As previously mentioned, my maternal grandfather was a force of nature: violent, unpredictable, and indifferent to the destruction it wrought on those in its wake.
My mother’s response was to harden her determination, channeling her energies into academics so that through perfect grades, she could deny him – however obliquely – at least that one trigger for an outburst.
As children, my sisters and I were often told by our mom how she learned English by simply work her way through the dictionary, memorizing by brute force.
If my grandfather was the fire that tempered the steel inside of her, Dr. Schofield honed that steel into a fine edge and set its point a direction.
Dr. Schofield was a teacher and missionary from Canada. With a background as a veterinarian he formally taught science at Severance Medical School, but his true calling was tending to the Koreans suffering under brutal Japanese occupation, documenting and drawing international attention to the cause with his detailed reports and shocking photographs, most notoriously of the Japanese burning down a church with the village leaders inside.
While missionaries were generally a thorn in the Japanese side for their general humanitarian sympathy for the Koreans, Schofield crossed the line into outright agitation for Korean independence, aligning closely with the “33 Patriots” who organized the peaceful “March 1st Movement” in 1919 off the back of Woodrow Wilson’s crusade for democracy.
For his work he became a hero among the locals – earning the nickname “tiger” 호랑이 (hoh-rahng-ee) based on the 호 (hoh) in the Koreanization of his surname 석호필 (suhk-hoh-peel) – but by the same token was recalled to Canada from his mission in 1920 under Japanese pressure.
He wouldn’t return until his retirement 1959, 2 full cycles of war later, at the invitation of president Syngman Rhee. He resumed teaching science at Severance Medical School, but his real mission remained tending to Koreans.
When my mother was in high school she won an English competition in school, gaining the attention of her teacher who facilitated an introduction to Dr. Schofield. This occurred when she was 14 thus within a year of his return to Korea.
He quickly took her under his wing, often having her accompany him on his visits to orphanages. His mentorship lasted throughout my mother’s high school and college career without fading; in fact his moment of greatest influence came towards the end.
6 months before finishing her undergrad at Ewha (ee-hwah) Woman’s University, Dr. Schofield pulled her aside and advised that she go into medicine. This came somewhat out of the blue, my mom having figured until then that she’d go into literature or such. She simply never had much interest in science, notwithstanding Dr. Schofield’s influence – and even then, they had met in the first place by virtue of her language skills.
Besides, she’d never been to a doctor or dentist before in her life.
Still, he convinced her to apply for Yonsei University – the mother school of Severance Medical (the union of Yonhi College and Severance Medical formed YON–SE or Yonsei University).
Even more significantly, he convinced her parents to go along with the plan. True to form, my grandfather’s anxiety at any hint of unexpected change reflexively objected to the suggestion. Dr. Schofield went so far as to personal arrange the scholarships for my mother to gain acceptance to the plan.
Med school started off rocky for my mother.

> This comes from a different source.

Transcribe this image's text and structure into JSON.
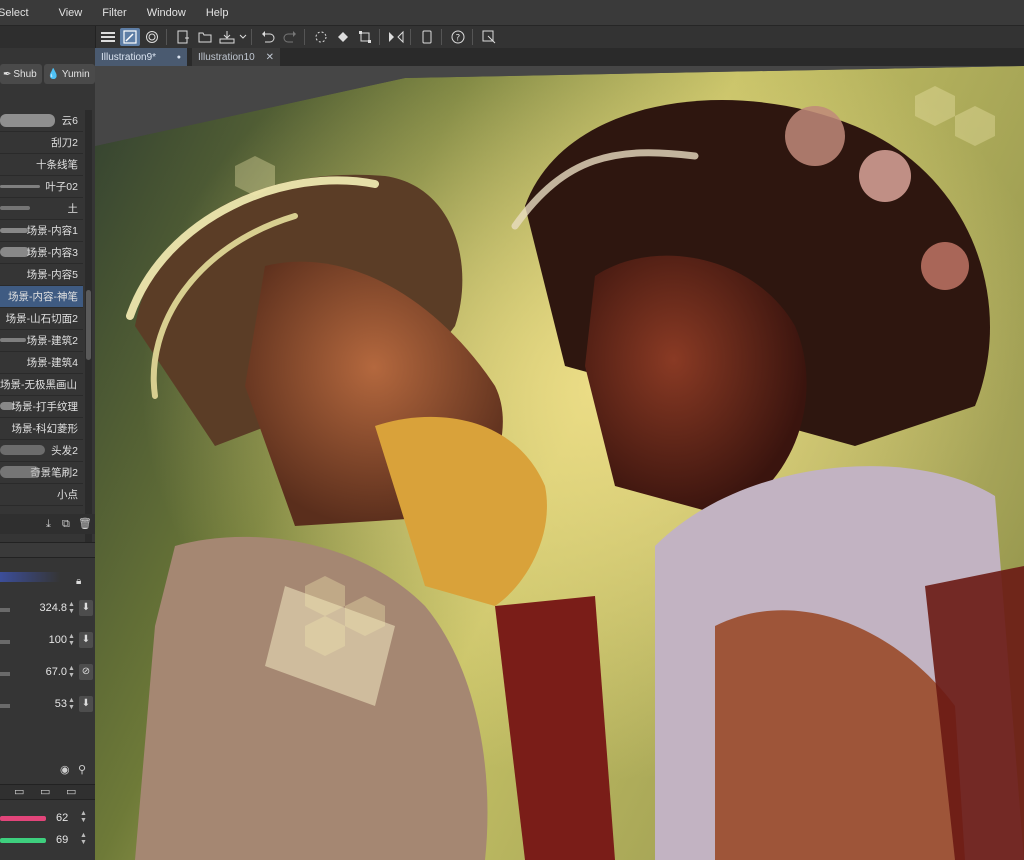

She’d never been mathematically inclined and had to take some remedial calculus. Then during her first cadaver dissection she had to leave the room and her 3 teammates, earning a comment from her instructor that she’d never make it as a doctor.
Still, as my mother put it: “medical school is mostly just memorizing.” And just as she once worked through the dictionary to memorize English words to a level of proficiency that enabled her to initially meet Dr. Schofield, so too did she work through medical textbooks that enabled her to finally realize the potential he saw in her.
Dr. Schofield died in 1970.
By that time, my mother was ready to look ahead to the next stage of her life. First, she knew that, notwithstanding her qualifications, her medical degree was worthless in Korea as a woman and as a member of a family from the north lacking either wealth nor connections. On the other hand, she knew where it would be worth something: in America.
Second, she had met the third and final man that would shape – but never control – her life: a fellow medical school student from an even poorer northern family one year her senior, a quiet math prodigy named 정병찬 Chung Byung Chan, my father.